* [About this task]:
Go through the listing beneath and show each line containing the string "text".

* [Entries provided]:
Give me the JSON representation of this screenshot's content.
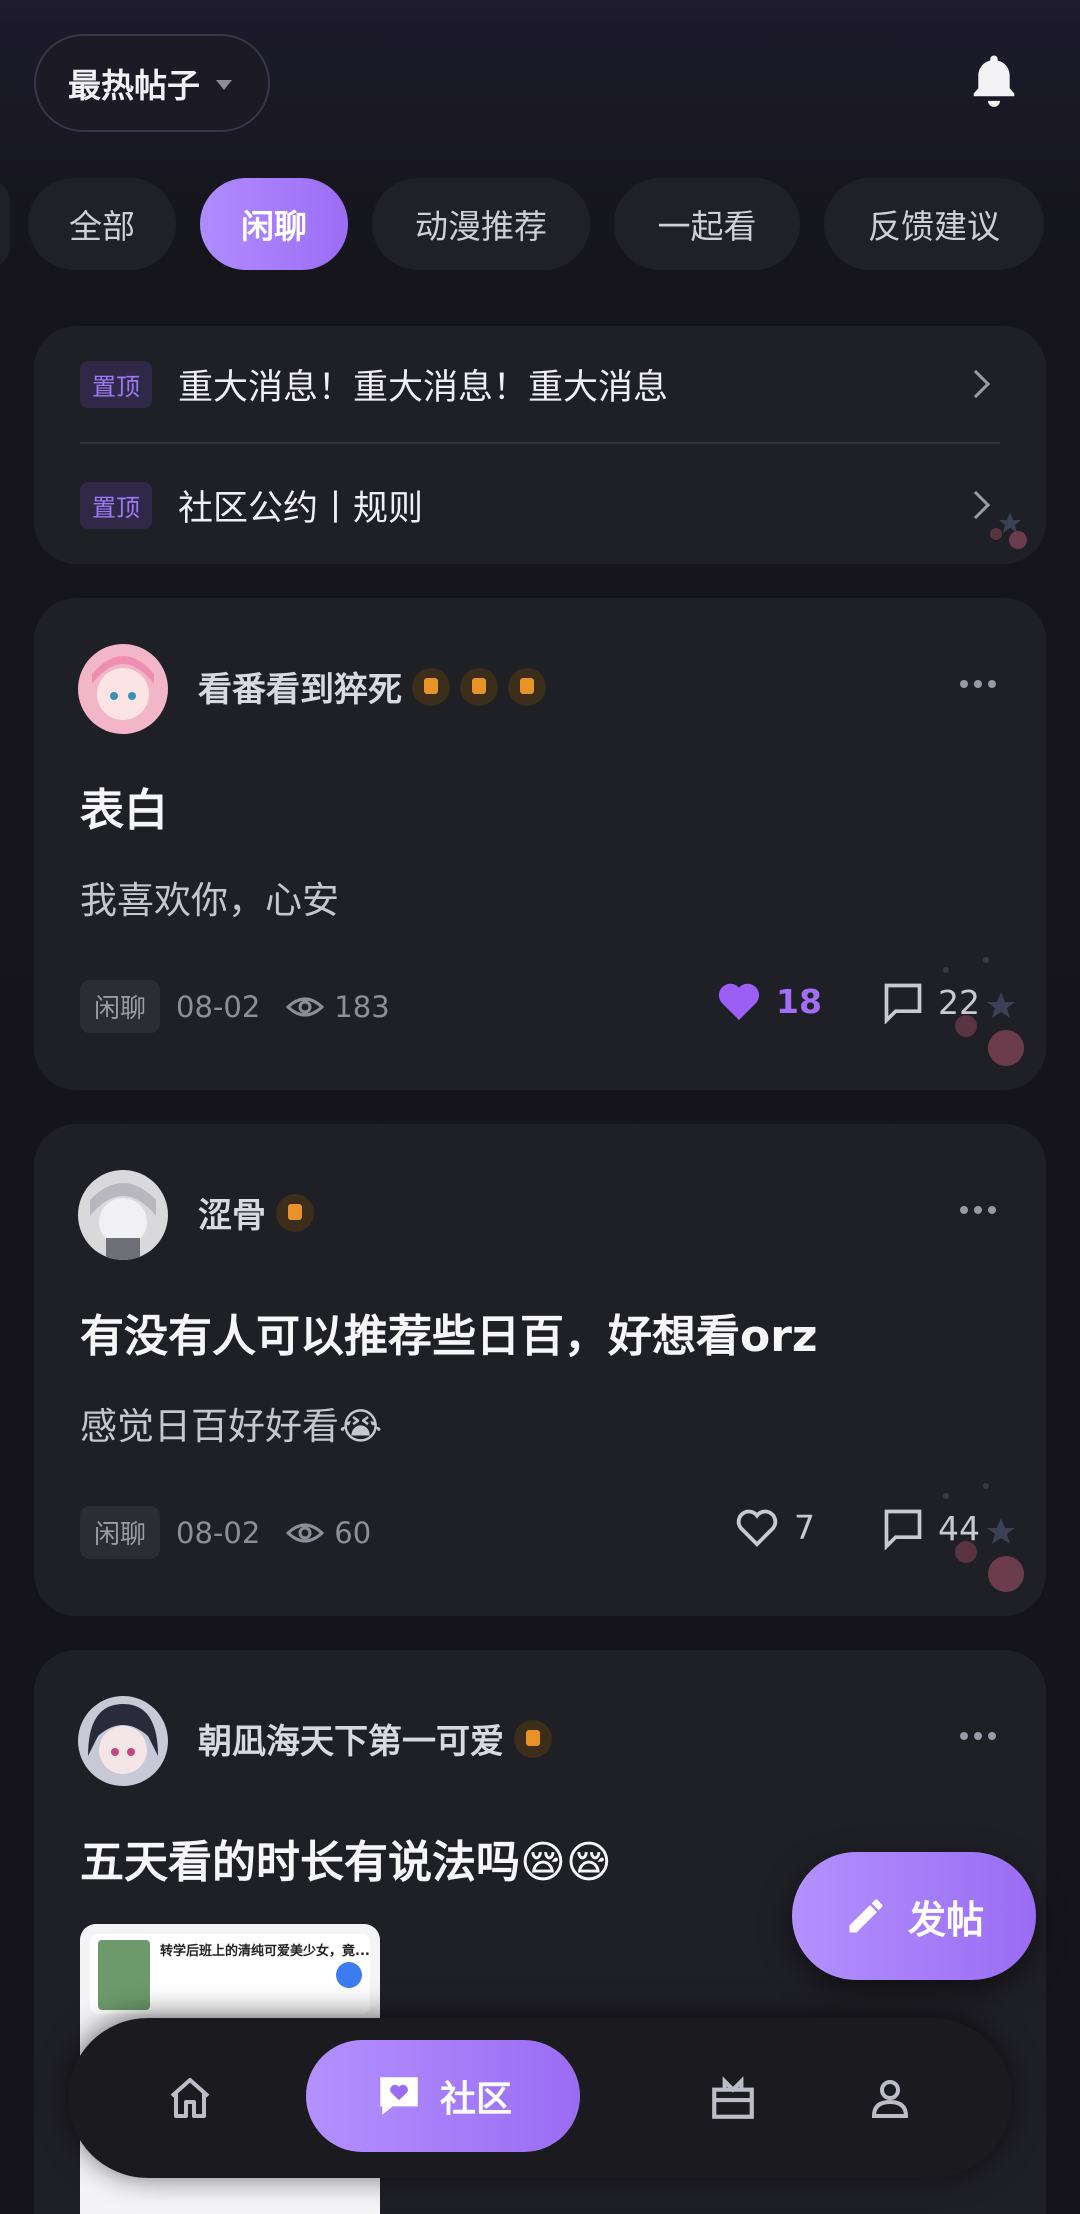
{
  "header": {
    "sort_label": "最热帖子"
  },
  "tabs": [
    {
      "label": "全部",
      "active": false
    },
    {
      "label": "闲聊",
      "active": true
    },
    {
      "label": "动漫推荐",
      "active": false
    },
    {
      "label": "一起看",
      "active": false
    },
    {
      "label": "反馈建议",
      "active": false
    }
  ],
  "pinned": [
    {
      "badge": "置顶",
      "text": "重大消息！重大消息！重大消息"
    },
    {
      "badge": "置顶",
      "text": "社区公约丨规则"
    }
  ],
  "posts": [
    {
      "author": "看番看到猝死",
      "title": "表白",
      "body": "我喜欢你，心安",
      "category": "闲聊",
      "date": "08-02",
      "views": "183",
      "likes": "18",
      "comments": "22",
      "liked": true
    },
    {
      "author": "涩骨",
      "title": "有没有人可以推荐些日百，好想看orz",
      "body": "感觉日百好好看😭",
      "category": "闲聊",
      "date": "08-02",
      "views": "60",
      "likes": "7",
      "comments": "44",
      "liked": false
    },
    {
      "author": "朝凪海天下第一可爱",
      "title": "五天看的时长有说法吗😪😪",
      "thumb_title": "转学后班上的清纯可爱美少女，竟..."
    }
  ],
  "fab": {
    "label": "发帖"
  },
  "bottom_nav": {
    "active_label": "社区"
  },
  "colors": {
    "accent": "#9b6df4",
    "card": "#1f1f26",
    "background": "#14141a"
  }
}
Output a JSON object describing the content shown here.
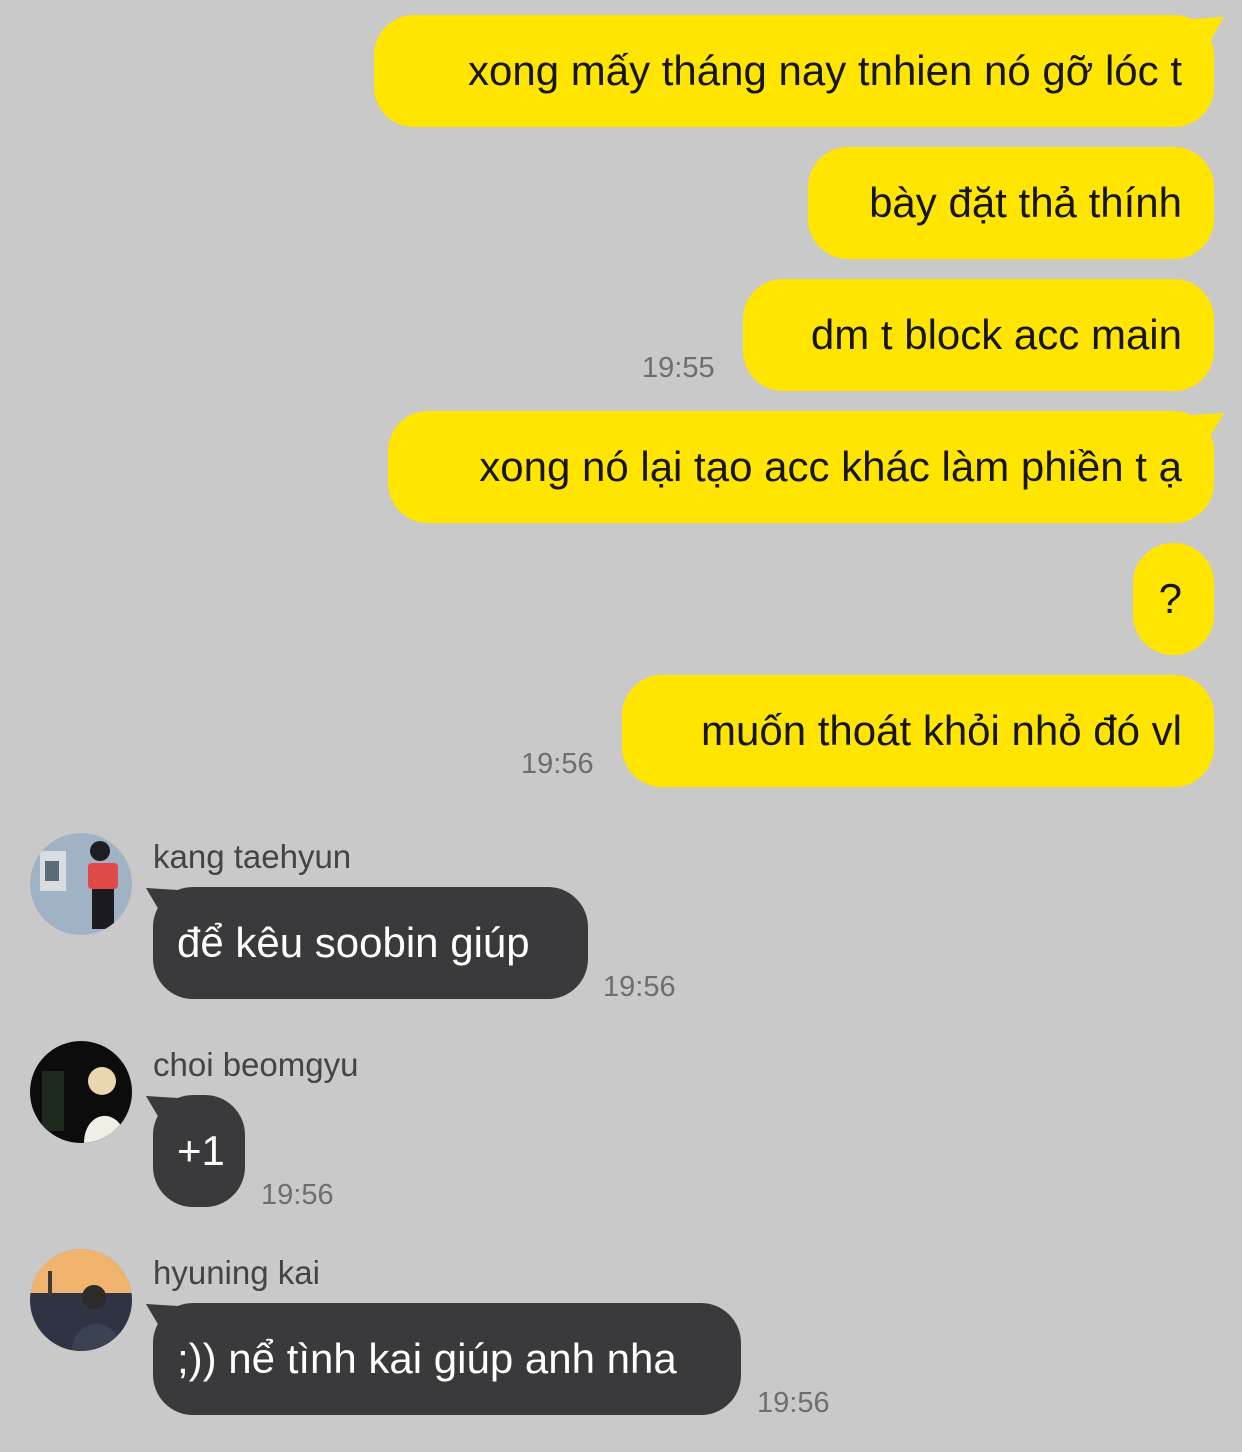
{
  "colors": {
    "background": "#c9c9c9",
    "outgoing_bubble": "#ffe500",
    "incoming_bubble": "#3a3a3c",
    "timestamp": "#6e6e6e",
    "sender_name": "#444444"
  },
  "outgoing": [
    {
      "text": "xong mấy tháng nay tnhien nó gỡ lóc t"
    },
    {
      "text": "bày đặt thả thính"
    },
    {
      "text": "dm t block acc main",
      "time": "19:55"
    },
    {
      "text": "xong nó lại tạo acc khác làm phiền t ạ"
    },
    {
      "text": "?"
    },
    {
      "text": "muốn thoát khỏi nhỏ đó vl",
      "time": "19:56"
    }
  ],
  "incoming": [
    {
      "sender": "kang taehyun",
      "avatar_icon": "user-avatar-icon",
      "text": "để kêu soobin giúp",
      "time": "19:56"
    },
    {
      "sender": "choi beomgyu",
      "avatar_icon": "user-avatar-icon",
      "text": "+1",
      "time": "19:56"
    },
    {
      "sender": "hyuning kai",
      "avatar_icon": "user-avatar-icon",
      "text": ";)) nể tình kai giúp anh nha",
      "time": "19:56"
    }
  ]
}
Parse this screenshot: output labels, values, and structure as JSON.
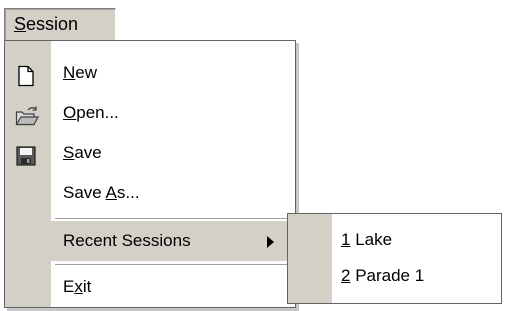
{
  "menubar": {
    "title_hotkey": "S",
    "title_rest": "ession"
  },
  "menu": {
    "items": [
      {
        "hotkey": "N",
        "rest": "ew",
        "icon": "new-file-icon"
      },
      {
        "hotkey": "O",
        "rest": "pen...",
        "icon": "open-folder-icon"
      },
      {
        "hotkey": "S",
        "rest": "ave",
        "icon": "save-disk-icon"
      },
      {
        "pre": "Save ",
        "hotkey": "A",
        "rest": "s..."
      },
      {
        "label": "Recent Sessions",
        "has_submenu": true
      },
      {
        "pre": "E",
        "hotkey": "x",
        "rest": "it"
      }
    ]
  },
  "submenu": {
    "items": [
      {
        "hotkey": "1",
        "rest": " Lake"
      },
      {
        "hotkey": "2",
        "rest": " Parade 1"
      }
    ]
  },
  "colors": {
    "menu_gutter": "#d4d0c8",
    "menu_bg": "#ffffff",
    "border": "#646464"
  }
}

* [Answer space]:
      "text": "重大消息！重大消息！重大消息"
      "text": "社区公约丨规则"
      "text": "xong mấy tháng nay tnhien nó gỡ lóc t"
      "text": "bày đặt thả thính"
      "text": "dm t block acc main",
      "text": "xong nó lại tạo acc khác làm phiền t ạ"
      "text": "?"
      "text": "muốn thoát khỏi nhỏ đó vl",
      "text": "để kêu soobin giúp",
      "text": "+1",
      "text": ";)) nể tình kai giúp anh nha",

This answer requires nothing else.